June 15, 2018

By Philip Stafford

The debut of Aquis Exchange on London’s stock market is a reminder that not everyone sees Mifid II as a colossal drag on time, efficiency and resources.

Shares in Aquis, which operates a share trading venue, surged 38 per cent on Thursday on Aim, giving it a market capitalisation of £101m. The beneficiaries include Rich Ricci, the ex-Barclays investment banker and biggest Aquis shareholder.

Aquis hasn’t been shy in telling potential investors it expects to be a winner from Mifid II, the sprawling set of financial market reforms that European regulators introduced at the start of the year. Specifically, Aquis expects to benefit from rules designed to push more share trading on to transparent exchanges and curb banks’ appetite for trading customer orders on their own internal desks or via dark pools.
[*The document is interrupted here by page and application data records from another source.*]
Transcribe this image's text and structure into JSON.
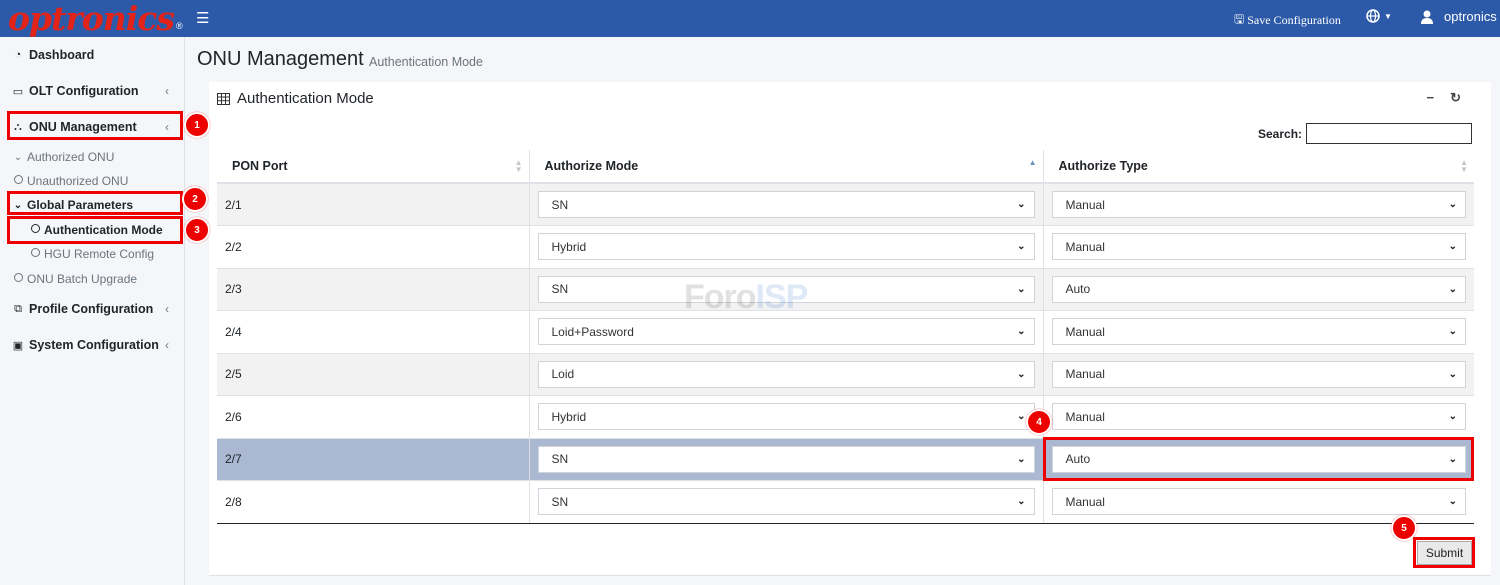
{
  "brand": {
    "logo_text": "optronics",
    "logo_mark": "®"
  },
  "header": {
    "save_label": "Save Configuration",
    "user_name": "optronics"
  },
  "sidebar": {
    "items": [
      {
        "label": "Dashboard",
        "icon": "tachometer-icon"
      },
      {
        "label": "OLT Configuration",
        "icon": "laptop-icon"
      },
      {
        "label": "ONU Management",
        "icon": "sitemap-icon"
      },
      {
        "label": "Profile Configuration",
        "icon": "copy-icon"
      },
      {
        "label": "System Configuration",
        "icon": "save-icon"
      }
    ],
    "sub": {
      "authorized_onu": "Authorized ONU",
      "unauthorized_onu": "Unauthorized ONU",
      "global_parameters": "Global Parameters",
      "authentication_mode": "Authentication Mode",
      "hgu_remote_config": "HGU Remote Config",
      "onu_batch_upgrade": "ONU Batch Upgrade"
    }
  },
  "page": {
    "title": "ONU Management",
    "subtitle": "Authentication Mode",
    "card_title": "Authentication Mode",
    "search_label": "Search:",
    "search_value": "",
    "submit_label": "Submit"
  },
  "table": {
    "headers": [
      "PON Port",
      "Authorize Mode",
      "Authorize Type"
    ],
    "rows": [
      {
        "port": "2/1",
        "mode": "SN",
        "type": "Manual"
      },
      {
        "port": "2/2",
        "mode": "Hybrid",
        "type": "Manual"
      },
      {
        "port": "2/3",
        "mode": "SN",
        "type": "Auto"
      },
      {
        "port": "2/4",
        "mode": "Loid+Password",
        "type": "Manual"
      },
      {
        "port": "2/5",
        "mode": "Loid",
        "type": "Manual"
      },
      {
        "port": "2/6",
        "mode": "Hybrid",
        "type": "Manual"
      },
      {
        "port": "2/7",
        "mode": "SN",
        "type": "Auto"
      },
      {
        "port": "2/8",
        "mode": "SN",
        "type": "Manual"
      }
    ]
  },
  "annotations": [
    "1",
    "2",
    "3",
    "4",
    "5"
  ],
  "watermark": {
    "part1": "Foro",
    "part2": "ISP"
  },
  "colors": {
    "topbar": "#2d5aa8",
    "logo": "#e2231a",
    "annotation": "#ee0000",
    "selected_row": "#aab8d1"
  }
}
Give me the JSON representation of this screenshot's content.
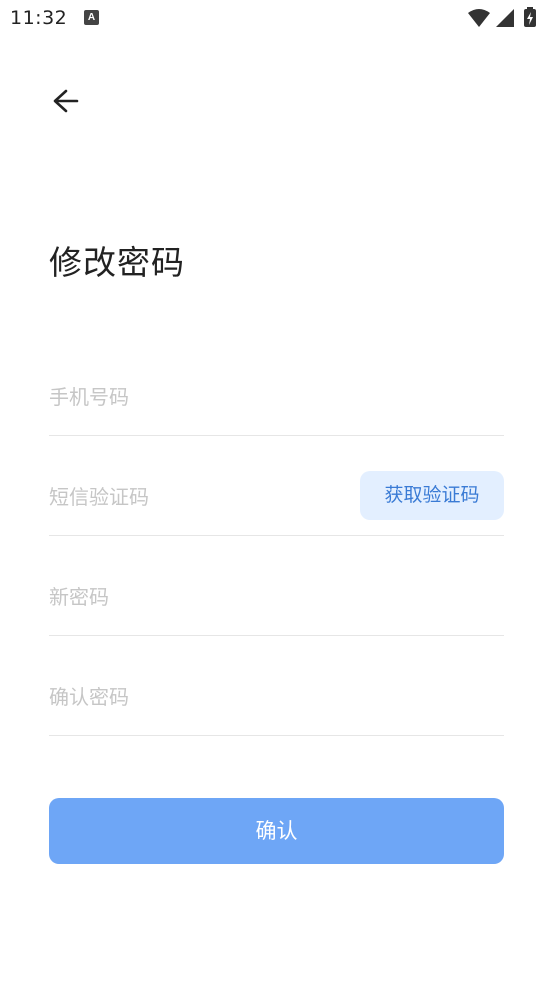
{
  "status_bar": {
    "time": "11:32",
    "notification_icon_letter": "A",
    "icons": [
      "wifi-icon",
      "signal-icon",
      "battery-charging-icon"
    ]
  },
  "header": {
    "back_icon": "arrow-left-icon"
  },
  "title": "修改密码",
  "form": {
    "phone_placeholder": "手机号码",
    "code_placeholder": "短信验证码",
    "get_code_label": "获取验证码",
    "new_password_placeholder": "新密码",
    "confirm_password_placeholder": "确认密码"
  },
  "confirm_label": "确认",
  "colors": {
    "primary_button": "#6ea6f6",
    "code_button_bg": "#e3efff",
    "code_button_text": "#3a7bd5",
    "placeholder": "#c6c6c6",
    "divider": "#e6e6e6"
  }
}
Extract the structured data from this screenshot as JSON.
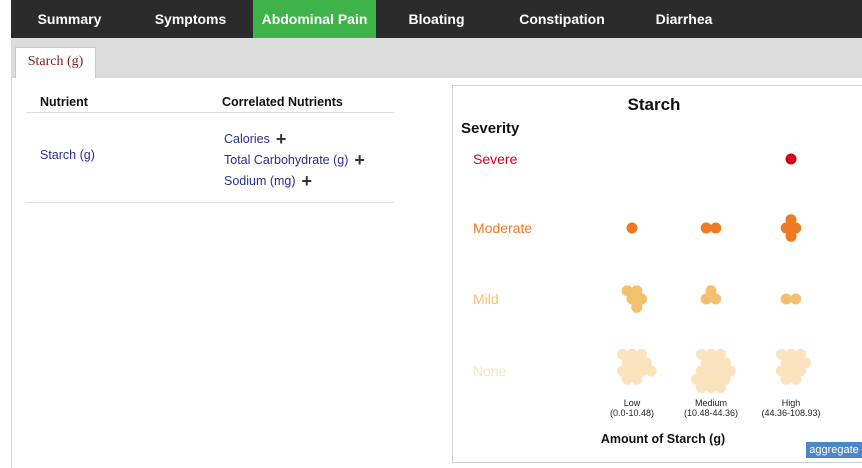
{
  "nav": {
    "tabs": [
      {
        "label": "Summary",
        "active": false
      },
      {
        "label": "Symptoms",
        "active": false
      },
      {
        "label": "Abdominal Pain",
        "active": true
      },
      {
        "label": "Bloating",
        "active": false
      },
      {
        "label": "Constipation",
        "active": false
      },
      {
        "label": "Diarrhea",
        "active": false
      }
    ]
  },
  "subtab": {
    "label": "Starch (g)"
  },
  "table": {
    "headers": {
      "nutrient": "Nutrient",
      "correlated": "Correlated Nutrients"
    },
    "nutrient": "Starch (g)",
    "correlated": [
      "Calories",
      "Total Carbohydrate (g)",
      "Sodium (mg)"
    ],
    "add_glyph": "+"
  },
  "chart_data": {
    "type": "scatter",
    "title": "Starch",
    "ylabel": "Severity",
    "xlabel": "Amount of Starch (g)",
    "severity_levels": [
      "None",
      "Mild",
      "Moderate",
      "Severe"
    ],
    "severity_colors": {
      "Severe": "#d0021b",
      "Moderate": "#f07a22",
      "Mild": "#f5c06e",
      "None": "#fbe3bd"
    },
    "amount_bins": [
      {
        "label": "Low",
        "range": "(0.0-10.48)"
      },
      {
        "label": "Medium",
        "range": "(10.48-44.36)"
      },
      {
        "label": "High",
        "range": "(44.36-108.93)"
      }
    ],
    "counts": {
      "Severe": [
        0,
        0,
        1
      ],
      "Moderate": [
        1,
        2,
        4
      ],
      "Mild": [
        5,
        3,
        2
      ],
      "None": [
        12,
        17,
        11
      ]
    }
  },
  "aggregate_button": "aggregate"
}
Judging from the first day share price pop, Aquis investors agree with chief executive Alasdair Haynes that the company is now well placed to compete with the London Stock Exchange, Deutsche Börse and Euronext.

Alongside the helpful regulatory backdrop, the pitch from Aquis is twofold. The first is a “pay for what you consume” trading fee structure unique to the industry. Secondly, the company argues it offers better quality trading, so investors get the best price for the deals without disturbing the market. It has banned what it calls aggressive and predatory high-speed traders.

However, the peril that comes with any major regulatory change is predicting exactly how your customers will react. What is more, success can be copied. Unlike futures markets, equities can be traded on rival venues, setting up a constant battle for market share. The earnings targets set out by house broker Liberum Capital — and based on expanding its European market share from 2 per cent to 8 per cent by 2020 — look optimistic.

Mr Haynes has already shown equity trading businesses can benefit from regulatory changes. In a neat piece of symmetry, he sold Chi-X Europe, which benefited from the original Mifid legislation, to Bats Global Markets in 2011 for $365m. Bats, which exploited the end of exchange monopolies in the US and Europe, was then sold to CBOE in 2016 for $3.2bn.

The window of opportunity to capture value from regulatory change before the market settles down may only be about three or four years. At that point, the sharp move is to head for the exit.